When the condor came, I was seated in a plastic chair, soaking high-altitude sun rays after more than a week of rain and cold.
The bird circled a few times far above my head, and then flew away toward the green and brown mountains that surround the village of Cabanaconde, Peru. The locals believe that when a condor flies overhead, somebody is about to die. But for me, the sight of the condor — regal, peaceful — suggested something different: A message, maybe, from my parents, both of whom I had just lost, half a world away, to COVID-19.
I’m a professional travel writer, and I was on assignment working on a guidebook in Peru when the coronavirus epidemic swept the globe. As I write, I remain stuck abroad — at a place called Mirko’s Home Backpacker, in Cabanaconde, at the mouth of the Colca Canyon, north of Arequipa — unable to travel back to Italy, where I’m from, or home to Malaysia, where I live. On March 16, Peru’s president, Martin Vizcarra, ordered a complete lockdown. When my parents became ill, there was no way to reach them.
“I love you, baby. I can’t talk much anymore; this flu is really knocking me down,” my mom, Tundra Sartorel, told me over the phone from Italy, the last time we spoke. “Please… always stay safe, and don’t come back now.”
My mom lived a fulfilling but ordinary life in Voghera, a small town in Lombardy. Originally from Milan, she had met my father, Maurizio Ferrarese, at her first office job. When they married a few years later, they decided to move to my father’s hometown — something she would always kind of regret later in life. Tundra was kind and cheerful to anybody, naturally curious, and a real fish out of water in Voghera’s very provincial aquarium. She took care of all the small details to make everyone who visited our home feel very much appreciated, cared for, and welcome.

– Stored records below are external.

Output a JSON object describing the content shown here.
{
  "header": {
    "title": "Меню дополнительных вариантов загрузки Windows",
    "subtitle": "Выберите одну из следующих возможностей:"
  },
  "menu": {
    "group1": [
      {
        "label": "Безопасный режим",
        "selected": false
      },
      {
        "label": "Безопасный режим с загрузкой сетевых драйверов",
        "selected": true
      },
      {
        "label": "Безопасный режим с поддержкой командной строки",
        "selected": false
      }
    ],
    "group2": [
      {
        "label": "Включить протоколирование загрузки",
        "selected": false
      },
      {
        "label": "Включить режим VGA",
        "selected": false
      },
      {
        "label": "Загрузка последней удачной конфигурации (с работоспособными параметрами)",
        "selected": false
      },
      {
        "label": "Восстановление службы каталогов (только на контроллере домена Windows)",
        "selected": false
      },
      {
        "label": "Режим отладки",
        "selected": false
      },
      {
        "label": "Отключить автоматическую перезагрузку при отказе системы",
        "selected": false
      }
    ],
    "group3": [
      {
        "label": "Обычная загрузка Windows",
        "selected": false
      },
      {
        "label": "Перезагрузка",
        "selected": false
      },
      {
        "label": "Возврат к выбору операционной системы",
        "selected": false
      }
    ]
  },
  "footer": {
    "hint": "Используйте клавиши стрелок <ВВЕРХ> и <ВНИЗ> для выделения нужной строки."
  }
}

I last saw her at the departure hall of Malpensa Airport in November 2019, a month before the novel coronavirus that took my parents first appeared in China. My parents were concerned about my trip. With Chile on fire with protests, Bolivia’s president ousted and exiled and Argentina about to have new elections that would have changed its political orientation, my father made some good points. “Latin America is very dangerous right now,” Maurizio said.

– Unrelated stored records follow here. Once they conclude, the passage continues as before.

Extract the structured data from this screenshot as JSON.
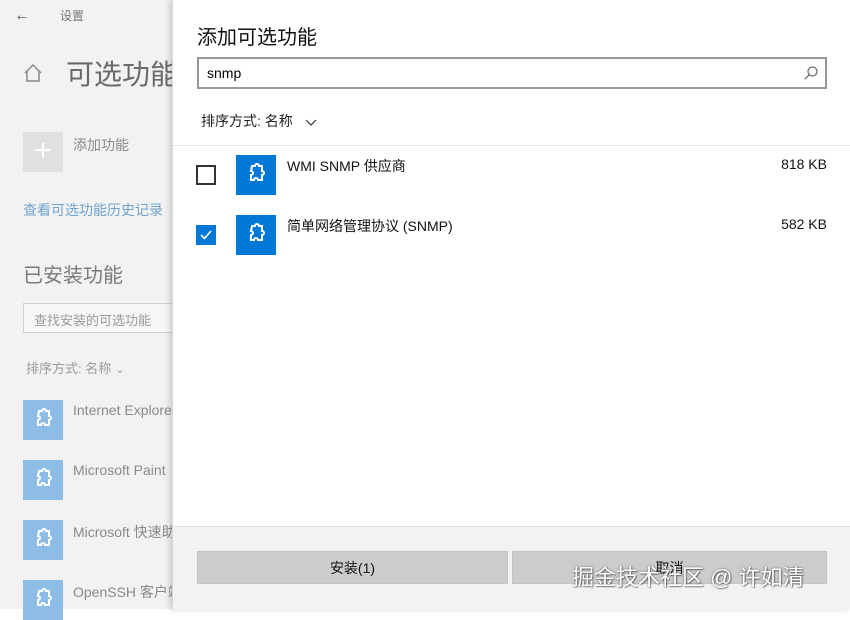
{
  "background_page": {
    "app_title": "设置",
    "page_title": "可选功能",
    "add_feature_label": "添加功能",
    "history_link": "查看可选功能历史记录",
    "installed_heading": "已安装功能",
    "installed_search_placeholder": "查找安装的可选功能",
    "sort_label": "排序方式: 名称",
    "installed_features": [
      {
        "name": "Internet Explorer"
      },
      {
        "name": "Microsoft Paint"
      },
      {
        "name": "Microsoft 快速助手"
      },
      {
        "name": "OpenSSH 客户端"
      }
    ]
  },
  "dialog": {
    "title": "添加可选功能",
    "search": {
      "value": "snmp",
      "icon": "search-icon"
    },
    "sort_label": "排序方式: 名称",
    "results": [
      {
        "name": "WMI SNMP 供应商",
        "size": "818 KB",
        "checked": false,
        "icon": "puzzle-icon"
      },
      {
        "name": "简单网络管理协议 (SNMP)",
        "size": "582 KB",
        "checked": true,
        "icon": "puzzle-icon"
      }
    ],
    "install_label": "安装(1)",
    "cancel_label": "取消"
  },
  "watermark": "掘金技术社区 @ 许如清",
  "colors": {
    "accent": "#0078d7",
    "accent_light": "#8dbde6",
    "footer_bg": "#f2f2f2",
    "button_bg": "#cccccc"
  }
}
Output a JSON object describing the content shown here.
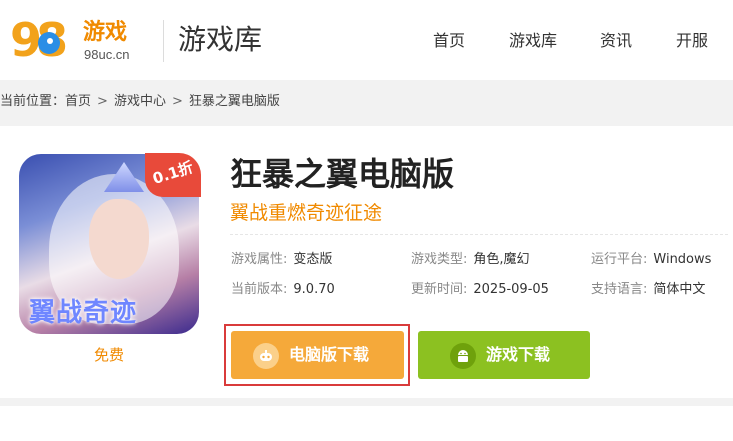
{
  "logo": {
    "number": "98",
    "game": "游戏",
    "domain": "98uc.cn"
  },
  "header": {
    "title": "游戏库"
  },
  "nav": [
    {
      "label": "首页"
    },
    {
      "label": "游戏库"
    },
    {
      "label": "资讯"
    },
    {
      "label": "开服"
    }
  ],
  "breadcrumb": {
    "prefix": "当前位置：",
    "items": [
      "首页",
      "游戏中心",
      "狂暴之翼电脑版"
    ],
    "separator": ">"
  },
  "game": {
    "title": "狂暴之翼电脑版",
    "subtitle": "翼战重燃奇迹征途",
    "badge": "0.1折",
    "cover_text": "翼战奇迹",
    "price": "免费",
    "info": [
      {
        "key": "游戏属性:",
        "value": "变态版"
      },
      {
        "key": "游戏类型:",
        "value": "角色,魔幻"
      },
      {
        "key": "运行平台:",
        "value": "Windows"
      },
      {
        "key": "当前版本:",
        "value": "9.0.70"
      },
      {
        "key": "更新时间:",
        "value": "2025-09-05"
      },
      {
        "key": "支持语言:",
        "value": "简体中文"
      }
    ]
  },
  "buttons": {
    "pc_download": "电脑版下载",
    "game_download": "游戏下载"
  },
  "colors": {
    "accent_orange": "#f08a00",
    "pc_button": "#f5a93a",
    "game_button": "#8cc121",
    "highlight": "#d93b3b"
  }
}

But to me, there was no place else I wanted to go. My father and I had completely different priorities in life, and it caused tension between us. While my mom and I could happily dress up the Christmas tree listening to Roky Erickson’s “Two Headed Dog” together, I couldn’t sit in a room with dad for 10 minutes without starting an argument.
And yet, beyond fighting, we were both enamored with each other. He would always be there, seated in an airport lounge chair, a tad older and wearier each and every time I came off a plane from Asia. Maurizio didn’t like to say it openly to me, but he was very proud of how I managed to build a life for myself in a faraway country. All his friends and colleagues knew about me. Meanwhile, I respected the way Dad had managed to carve his own life path, supporting a family doing what he loved — a very valuable life skill he passed onto myself and my brother, Diego.

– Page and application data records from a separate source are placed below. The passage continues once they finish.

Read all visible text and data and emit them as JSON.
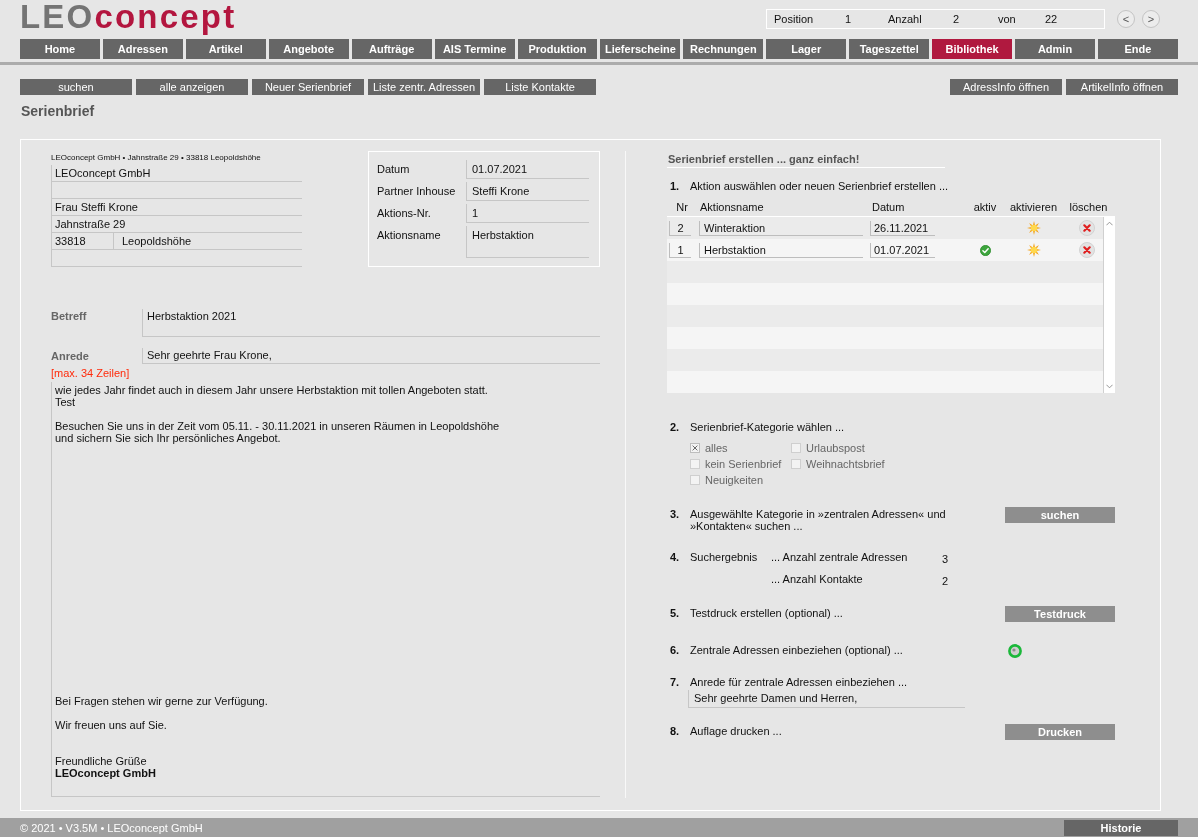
{
  "logo": {
    "prefix": "LEO",
    "suffix": "concept"
  },
  "record_info": [
    {
      "label": "Position",
      "value": "1"
    },
    {
      "label": "Anzahl",
      "value": "2"
    },
    {
      "label": "von",
      "value": "22"
    }
  ],
  "pager": [
    "<",
    ">"
  ],
  "nav_tabs": [
    {
      "label": "Home",
      "selected": false
    },
    {
      "label": "Adressen",
      "selected": false
    },
    {
      "label": "Artikel",
      "selected": false
    },
    {
      "label": "Angebote",
      "selected": false
    },
    {
      "label": "Aufträge",
      "selected": false
    },
    {
      "label": "AIS Termine",
      "selected": false
    },
    {
      "label": "Produktion",
      "selected": false
    },
    {
      "label": "Lieferscheine",
      "selected": false
    },
    {
      "label": "Rechnungen",
      "selected": false
    },
    {
      "label": "Lager",
      "selected": false
    },
    {
      "label": "Tageszettel",
      "selected": false
    },
    {
      "label": "Bibliothek",
      "selected": true
    },
    {
      "label": "Admin",
      "selected": false
    },
    {
      "label": "Ende",
      "selected": false
    }
  ],
  "toolbar": {
    "left": [
      "suchen",
      "alle anzeigen",
      "Neuer Serienbrief",
      "Liste zentr. Adressen",
      "Liste Kontakte"
    ],
    "right": [
      "AdressInfo öffnen",
      "ArtikelInfo öffnen"
    ]
  },
  "page_title": "Serienbrief",
  "letter": {
    "sender_line": "LEOconcept GmbH • Jahnstraße 29 • 33818 Leopoldshöhe",
    "address": {
      "company": "LEOconcept GmbH",
      "name": "Frau Steffi Krone",
      "street": "Jahnstraße 29",
      "zip": "33818",
      "city": "Leopoldshöhe"
    },
    "meta": [
      {
        "kind": "line",
        "label": "Datum",
        "value": "01.07.2021"
      },
      {
        "kind": "line",
        "label": "Partner Inhouse",
        "value": "Steffi Krone"
      },
      {
        "kind": "line",
        "label": "Aktions-Nr.",
        "value": "1"
      },
      {
        "kind": "area",
        "label": "Aktionsname",
        "value": "Herbstaktion"
      }
    ],
    "subject": {
      "label": "Betreff",
      "value": "Herbstaktion 2021"
    },
    "salutation": {
      "label": "Anrede",
      "value": "Sehr geehrte Frau Krone,"
    },
    "line_limit": "[max. 34 Zeilen]",
    "body": {
      "paragraphs": [
        "wie jedes Jahr findet auch in diesem Jahr unsere Herbstaktion mit tollen Angeboten statt.\nTest",
        "Besuchen Sie uns in der Zeit vom 05.11. - 30.11.2021 in unseren Räumen in Leopoldshöhe\nund sichern Sie sich Ihr persönliches Angebot."
      ],
      "closing": [
        "Bei Fragen stehen wir gerne zur Verfügung.",
        "Wir freuen uns auf Sie.",
        "Freundliche Grüße\n**LEOconcept GmbH**"
      ]
    }
  },
  "wizard": {
    "title": "Serienbrief erstellen ... ganz einfach!",
    "steps": [
      {
        "kind": "table",
        "number": "1.",
        "text": "Aktion auswählen oder neuen Serienbrief erstellen ...",
        "table": {
          "columns": [
            "Nr",
            "Aktionsname",
            "Datum",
            "aktiv",
            "aktivieren",
            "löschen"
          ],
          "rows": [
            {
              "nr": "2",
              "name": "Winteraktion",
              "date": "26.11.2021",
              "active": false
            },
            {
              "nr": "1",
              "name": "Herbstaktion",
              "date": "01.07.2021",
              "active": true
            }
          ]
        }
      },
      {
        "kind": "checkboxes",
        "number": "2.",
        "text": "Serienbrief-Kategorie wählen ...",
        "options": [
          {
            "label": "alles",
            "checked": true
          },
          {
            "label": "Urlaubspost",
            "checked": false
          },
          {
            "label": "kein Serienbrief",
            "checked": false
          },
          {
            "label": "Weihnachtsbrief",
            "checked": false
          },
          {
            "label": "Neuigkeiten",
            "checked": false
          }
        ]
      },
      {
        "kind": "button",
        "number": "3.",
        "text": "Ausgewählte Kategorie in »zentralen Adressen« und »Kontakten« suchen ...",
        "button": "suchen"
      },
      {
        "kind": "results",
        "number": "4.",
        "text": "Suchergebnis",
        "results": [
          {
            "label": "... Anzahl zentrale Adressen",
            "value": "3"
          },
          {
            "label": "... Anzahl Kontakte",
            "value": "2"
          }
        ]
      },
      {
        "kind": "button",
        "number": "5.",
        "text": "Testdruck erstellen (optional) ...",
        "button": "Testdruck"
      },
      {
        "kind": "toggle",
        "number": "6.",
        "text": "Zentrale Adressen einbeziehen (optional) ...",
        "on": true
      },
      {
        "kind": "field",
        "number": "7.",
        "text": "Anrede für zentrale Adressen einbeziehen ...",
        "value": "Sehr geehrte Damen und Herren,"
      },
      {
        "kind": "button",
        "number": "8.",
        "text": "Auflage drucken ...",
        "button": "Drucken"
      }
    ]
  },
  "footer": {
    "copyright": "© 2021 • V3.5M • LEOconcept GmbH",
    "button": "Historie"
  }
}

Dad was 71 and was waiting for a hip replacement right before the COVID-19 distancing protocols started to be taken seriously in Italy. “We need to go see a doctor in Alessandria tomorrow… who knows if we’ll ever get over this,” Mom, who was 68, whispered in my phone’s earpiece as I glanced at the city of Cusco spreading quietly across a mountain valley in the pristine morning light. The surgery was scheduled for March 9, just when I would have returned from hiking to the ruins of Choquequirao, Machu Picchu’s lesser-known sister.
I called Mom for the last time on March 14 from the village of Yangde, where I was checking properties in the Colca Canyon region of Southern Peru. It was the day before the Peruvian president announced a full lockdown — and the same day my parents left our home to enter Voghera’s hospital ward. “We keep having a high fever, but the doctor came and said it’s just the seasonal flu,” my mom told me. They had, of course, been misdiagnosed. Dad was so wrecked in bed he didn’t even want to say hello on the phone.
In our last days on earth as a family, we were all trapped — me, in the 3,300-meter-high mountain village I chose for isolation, and them in a provincial hospital ward near Lombardy’s hecatomb. “They are stable,” said Diego, a biologist bound by the interprovincial lockdown in Piacenza, 45 miles away from them — as powerless as me, thousands of miles away in Peru.
On March 20, I broke my confinement and ran down to the local police station to ask for help getting home. My mother was getting worse. The cops sent me back to my hostel; without an embassy letter and a confirmed flight, there was nothing I could do.
Tundra died a few hours later. The umpteenth phone call over shaky internet connection ripped my soul apart. The blue check marks in our WhatsApp feed showed me that my mom had read my final words of love.
Dad carried a phone with him — me and my brother were terrified that someone would tell him about our mother’s death. I spent three days advising people to refrain until he could get out of the ward. But on the morning of March 23, when I switched on my phone and saw that my brother had called 15 times since 2 a.m., I knew that Dad had already rejoined his beloved wife.
“We are alone,” Diego said.
I heard him cry for the first time in a dozen years, and I realized that I had just become a 39-year-old orphan.